When Nicolas Miller moved to New York City several years ago, he was inspired to start his creative journey. Intrigued by the metropolis and all it had to offer, he picked up an old DSLR and began exploring the streets. From there, he's never looked back. Propelled forward by the inspiring street photographers he viewed online, his love for the craft has only deepened over time. Today, he's amassed a healthy following on Instagram, where he publishes his neo-noir New York street photography.
In love with capturing the moment and inspired by cinema, Miller's work is a dark and moody look at the city. Through his lens, solitary figures strut down foggy streets. Neon signs and the headlights of a subway car provide soft illumination so that we can make out this vision of the urban landscape.
These elements make Miller's work a love letter to New York City, but one tinged with loneliness. In his creative world, the city is filled with individuals who perhaps come together as a couple, but never en masse. This solitary view is understandable when one imagines that Miller began heavily investing in his photography during the pandemic—perhaps one of the most solitary times for individuals in recent history.
We had the opportunity to speak with Miller about his work and what drives him. We cover everything from the films that influence him to his most memorable photo. Read on for My Modern Met's exclusive interview.
What sparked your love for photography?
Moving to New York City back in 2018 sparked my love for photography. I was fascinated by the city and would often spend hours walking to enjoy it and discover new places. I had an old entry-level DSLR and I started taking it on my walks and shooting more and more. Around the end of 2018, I decided to install Instagram to check out the work of photographers capturing the city and I was blown away by the work of some people. That’s when I decided to learn photography more in-depth. I got much deeper into photography in 2020 when it became an escape for me during the pandemic. I was shooting almost every day at some point during that year.
Your work is very cinematic. Were you influenced by film and, if so, how and what films in particular?
Movies are definitely a main source of inspiration for me. I love every movie taking place in the gritty New York of the '70s and '80s. Among my all-time classics are Taxi Driver, The French Connection, and, more recently, Joker. I’m a huge fan of the neo-noir movie genre, and this is the type of atmosphere I try to convey in my pictures. A lot of the themes of this genre can be found in my photography—loneliness, alienation, paranoia, blurry line between dream and reality. The cinematography of both Blade Runner movies also had a huge influence on my editing and color grading.
What's your working process for your street photography? Do you go out with a plan or just let the action unfold?
It really depends. I usually start with a plan in mind but often end up going with the flow and walking randomly until I’m too tired to go on. This means I can sometimes go for sessions of more than 10 hours if conditions are good.

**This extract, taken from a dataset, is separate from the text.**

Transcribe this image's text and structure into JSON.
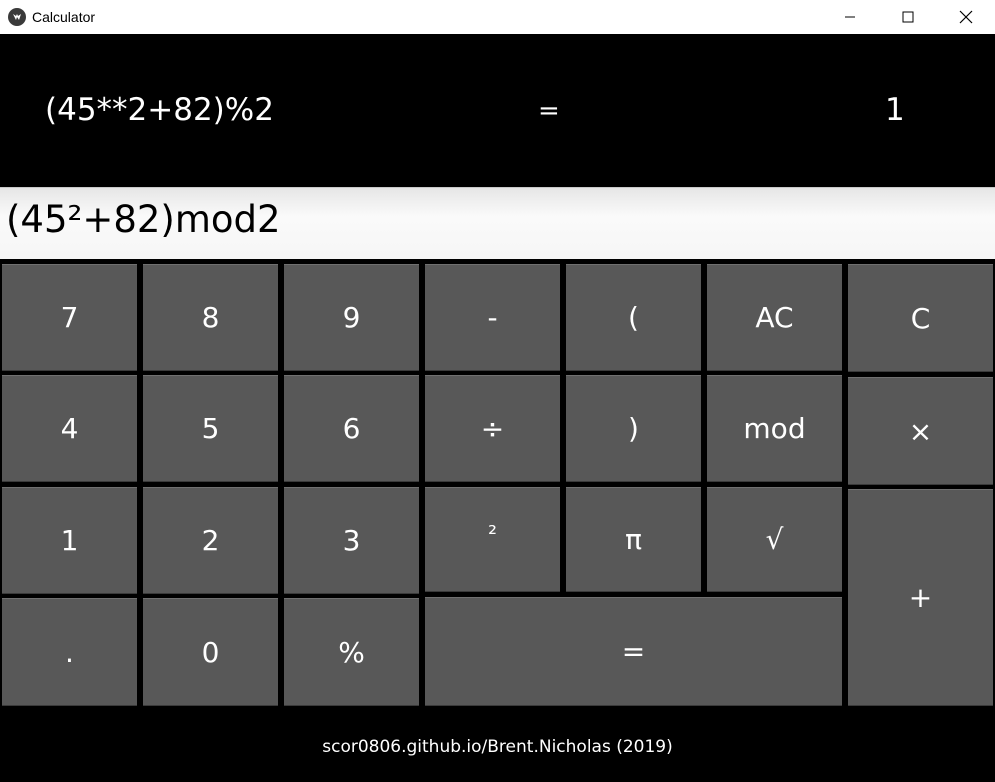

I also tend to scout locations and come back in conditions I enjoy (fog, golden light, etc). Ultimately, the best photos are usually unplanned, and spending so much time in the city shooting is the way to capture those decisive moments.
What's your favorite equipment to shoot with?
I have been shooting with the same Sony mirrorless camera since 2019. I dragged it in blizzards, heavy rain, and sand storms and it is still working perfectly, so I’m pretty happy with it. I use mainly prime lenses because of the fast aperture for night shooting. I shoot at 35, 50, and 85mm. I also own an old 35mm film camera that I bought to shoot the West of the U.S. during a trip I did a few years back. I feel a little guilty not using it more often but I’m definitely more into digital photography.
What's the most memorable image you've taken?
Summer in Brooklyn is one of my favorite photos that I’ve taken. Water hydrants are often opened during warm summer days for kids to play with water and I noticed on one of my evening walks that the golden light was reflecting on water coming from a hydrant on a street in Brooklyn. This only lasted for a few minutes and I couldn’t get any interesting subject going through the frame. I came back to the same spot for several days when, finally, the man on his bike showed up on the third evening as I was ready to leave. It caught me by surprise and I took the shot without looking at the camera. The result ended up being one of my most iconic shots so I'm glad I put in the effort.
What do you hope that your images convey to the public?
The themes of the neo-noir genre definitely occupy a major place in my photography. I’m not trying to capture reality, I’m more interested in transporting viewers in my own dark fantasy. Photography is, to some extent, a way to escape my daily routine and everyday problems, as I do not think about anything else when I’m shooting. I hope the public can feel the same way when looking at my photos.
See more of Miller's cinematic New York street photography.
Nicolas Miller: Instagram